**Exercise input**

────

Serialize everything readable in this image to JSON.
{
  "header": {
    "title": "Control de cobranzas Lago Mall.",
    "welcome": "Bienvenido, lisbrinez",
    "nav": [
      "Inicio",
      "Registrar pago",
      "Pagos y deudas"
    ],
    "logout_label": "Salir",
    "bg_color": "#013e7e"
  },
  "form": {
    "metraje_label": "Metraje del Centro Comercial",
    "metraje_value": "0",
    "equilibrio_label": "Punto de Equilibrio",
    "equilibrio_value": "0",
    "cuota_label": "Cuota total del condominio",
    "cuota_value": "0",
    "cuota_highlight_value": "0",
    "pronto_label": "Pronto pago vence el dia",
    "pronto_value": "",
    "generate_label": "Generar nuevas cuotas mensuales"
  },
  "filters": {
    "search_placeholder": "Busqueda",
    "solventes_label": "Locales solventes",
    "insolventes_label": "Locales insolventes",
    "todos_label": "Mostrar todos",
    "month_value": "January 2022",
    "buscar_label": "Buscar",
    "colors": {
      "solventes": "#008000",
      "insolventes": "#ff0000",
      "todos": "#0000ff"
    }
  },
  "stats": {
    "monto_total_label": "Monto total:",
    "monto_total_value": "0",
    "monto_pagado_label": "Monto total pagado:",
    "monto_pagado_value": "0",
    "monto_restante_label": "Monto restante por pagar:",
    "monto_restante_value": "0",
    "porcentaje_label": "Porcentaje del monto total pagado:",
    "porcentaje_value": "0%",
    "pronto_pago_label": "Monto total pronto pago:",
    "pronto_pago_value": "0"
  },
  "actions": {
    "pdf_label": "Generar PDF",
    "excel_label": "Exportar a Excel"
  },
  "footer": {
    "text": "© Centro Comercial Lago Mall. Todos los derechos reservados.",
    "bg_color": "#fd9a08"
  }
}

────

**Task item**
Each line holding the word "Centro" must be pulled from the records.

**Completed task**
    "metraje_label": "Metraje del Centro Comercial",
    "text": "© Centro Comercial Lago Mall. Todos los derechos reservados.",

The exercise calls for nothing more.